Leslie Wiseman, 31, is accused of manslaughter after the death of Paul Wallington, 25, who was fatally injured in the early hours of Christmas Day 2018.

Mr Wallington suffered serious head injuries after collapsing to the ground following a punch – and died four days later in hospital, on December 29, when his life support was turned off.

Wiseman, of Eastwood, Essex, who was a bouncer at the Vine Bar in nearby Brentwood, where it happened, denies manslaughter.

The former bouncer claims he acted in self-defence at his trial at Basildon Crown Court.

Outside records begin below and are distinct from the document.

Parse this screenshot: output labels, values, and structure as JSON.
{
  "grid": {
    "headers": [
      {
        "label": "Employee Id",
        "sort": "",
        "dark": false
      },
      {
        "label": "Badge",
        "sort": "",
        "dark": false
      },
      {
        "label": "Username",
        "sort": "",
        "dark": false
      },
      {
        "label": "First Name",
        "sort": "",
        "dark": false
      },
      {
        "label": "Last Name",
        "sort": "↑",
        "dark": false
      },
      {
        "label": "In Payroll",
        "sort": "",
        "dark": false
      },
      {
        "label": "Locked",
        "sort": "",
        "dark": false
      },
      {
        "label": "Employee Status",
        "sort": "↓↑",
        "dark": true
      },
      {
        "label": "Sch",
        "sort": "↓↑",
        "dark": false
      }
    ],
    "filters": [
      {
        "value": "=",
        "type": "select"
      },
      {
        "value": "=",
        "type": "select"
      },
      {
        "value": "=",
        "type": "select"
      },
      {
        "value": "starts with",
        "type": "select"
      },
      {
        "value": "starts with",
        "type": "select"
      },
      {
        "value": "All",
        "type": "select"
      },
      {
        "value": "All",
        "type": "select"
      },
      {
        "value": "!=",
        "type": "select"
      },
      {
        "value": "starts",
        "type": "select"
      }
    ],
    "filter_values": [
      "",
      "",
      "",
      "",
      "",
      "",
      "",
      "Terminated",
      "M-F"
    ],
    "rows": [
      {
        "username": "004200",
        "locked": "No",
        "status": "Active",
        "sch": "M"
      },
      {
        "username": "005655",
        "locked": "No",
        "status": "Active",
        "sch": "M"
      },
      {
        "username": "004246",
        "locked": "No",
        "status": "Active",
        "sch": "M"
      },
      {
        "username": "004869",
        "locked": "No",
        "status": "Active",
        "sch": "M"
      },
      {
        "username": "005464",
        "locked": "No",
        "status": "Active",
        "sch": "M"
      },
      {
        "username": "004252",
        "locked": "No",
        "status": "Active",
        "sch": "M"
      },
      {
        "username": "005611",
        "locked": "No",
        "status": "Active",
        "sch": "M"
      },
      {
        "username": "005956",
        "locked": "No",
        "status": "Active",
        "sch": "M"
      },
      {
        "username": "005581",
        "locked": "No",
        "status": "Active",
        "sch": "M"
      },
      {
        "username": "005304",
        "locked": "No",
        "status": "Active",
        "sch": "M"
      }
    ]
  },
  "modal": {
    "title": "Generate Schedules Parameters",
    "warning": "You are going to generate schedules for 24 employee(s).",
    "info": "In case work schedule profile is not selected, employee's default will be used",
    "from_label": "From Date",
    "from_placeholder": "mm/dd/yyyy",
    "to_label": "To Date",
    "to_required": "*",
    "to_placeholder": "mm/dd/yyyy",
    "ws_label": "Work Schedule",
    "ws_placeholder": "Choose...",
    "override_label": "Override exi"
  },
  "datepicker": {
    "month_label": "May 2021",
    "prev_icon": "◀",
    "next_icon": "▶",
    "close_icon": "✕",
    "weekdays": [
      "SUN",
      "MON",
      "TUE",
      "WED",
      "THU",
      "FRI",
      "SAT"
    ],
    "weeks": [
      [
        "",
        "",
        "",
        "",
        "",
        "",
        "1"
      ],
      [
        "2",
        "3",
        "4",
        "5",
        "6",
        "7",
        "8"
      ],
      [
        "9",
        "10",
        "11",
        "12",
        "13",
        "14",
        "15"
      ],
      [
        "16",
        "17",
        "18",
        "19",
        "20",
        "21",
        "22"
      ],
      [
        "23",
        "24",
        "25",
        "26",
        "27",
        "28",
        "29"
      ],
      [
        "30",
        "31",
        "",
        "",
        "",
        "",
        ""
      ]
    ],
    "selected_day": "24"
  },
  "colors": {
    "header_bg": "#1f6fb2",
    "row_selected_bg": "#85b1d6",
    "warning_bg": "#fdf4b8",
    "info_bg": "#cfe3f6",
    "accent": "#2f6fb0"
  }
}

The jury heard that in the days between the attack and Mr Wallington’s death, Wiseman sent WhatsApp messages to various friendship groups about the incident, such as “caught him like a dream” and “I will give you tips on how to punch”.

Prosecuting, Christopher Paxton QC told the jury Mr Wallington and his girlfriend attended the bar, and Mr Wallington was removed after an argument.

At around 12.09am, Mr Wallington was outside the bar trying to argue his case when he was hit.

Mr Paxton said: “He falls backwards and his head hits the road and his skull was fractured and he lay unconscious on the road.

“The defendant who delivers the punch almost seems to be looking away from Mr Wallington, he seems to turn his body away from him.

“We say hardly the sort of actions of someone acting in self-defence, for someone turning away from the attacker.”

Mr Wallington was taken to hospital where his condition worsened and on December 29, life support was turned off.

Mr Paxton added that, as well as the messages offering “tips on how punch”, Wiseman had also sent a message saying he “won’t go to jail because it’s justified”.

The prosecutor said: “Mr Wiseman is six foot, eight inches in height, physically well built and strong, weighing 24-25 stone.

“Mr Wallington was shorter than the defendant by some seven inches.

“We say in considering what happened the defendant had all the tools he needed to deal with Mr Wallington in a safe manner.

“We say punching him to the ground as he did was unnecessary and unjustified.”

He added: “Whatever he had done and how he behaved, he was removed and well trained bouncers had dealt with him effectively.

“Mr Wallington’s behaviour did not justify the punch he received.”

The trial continues.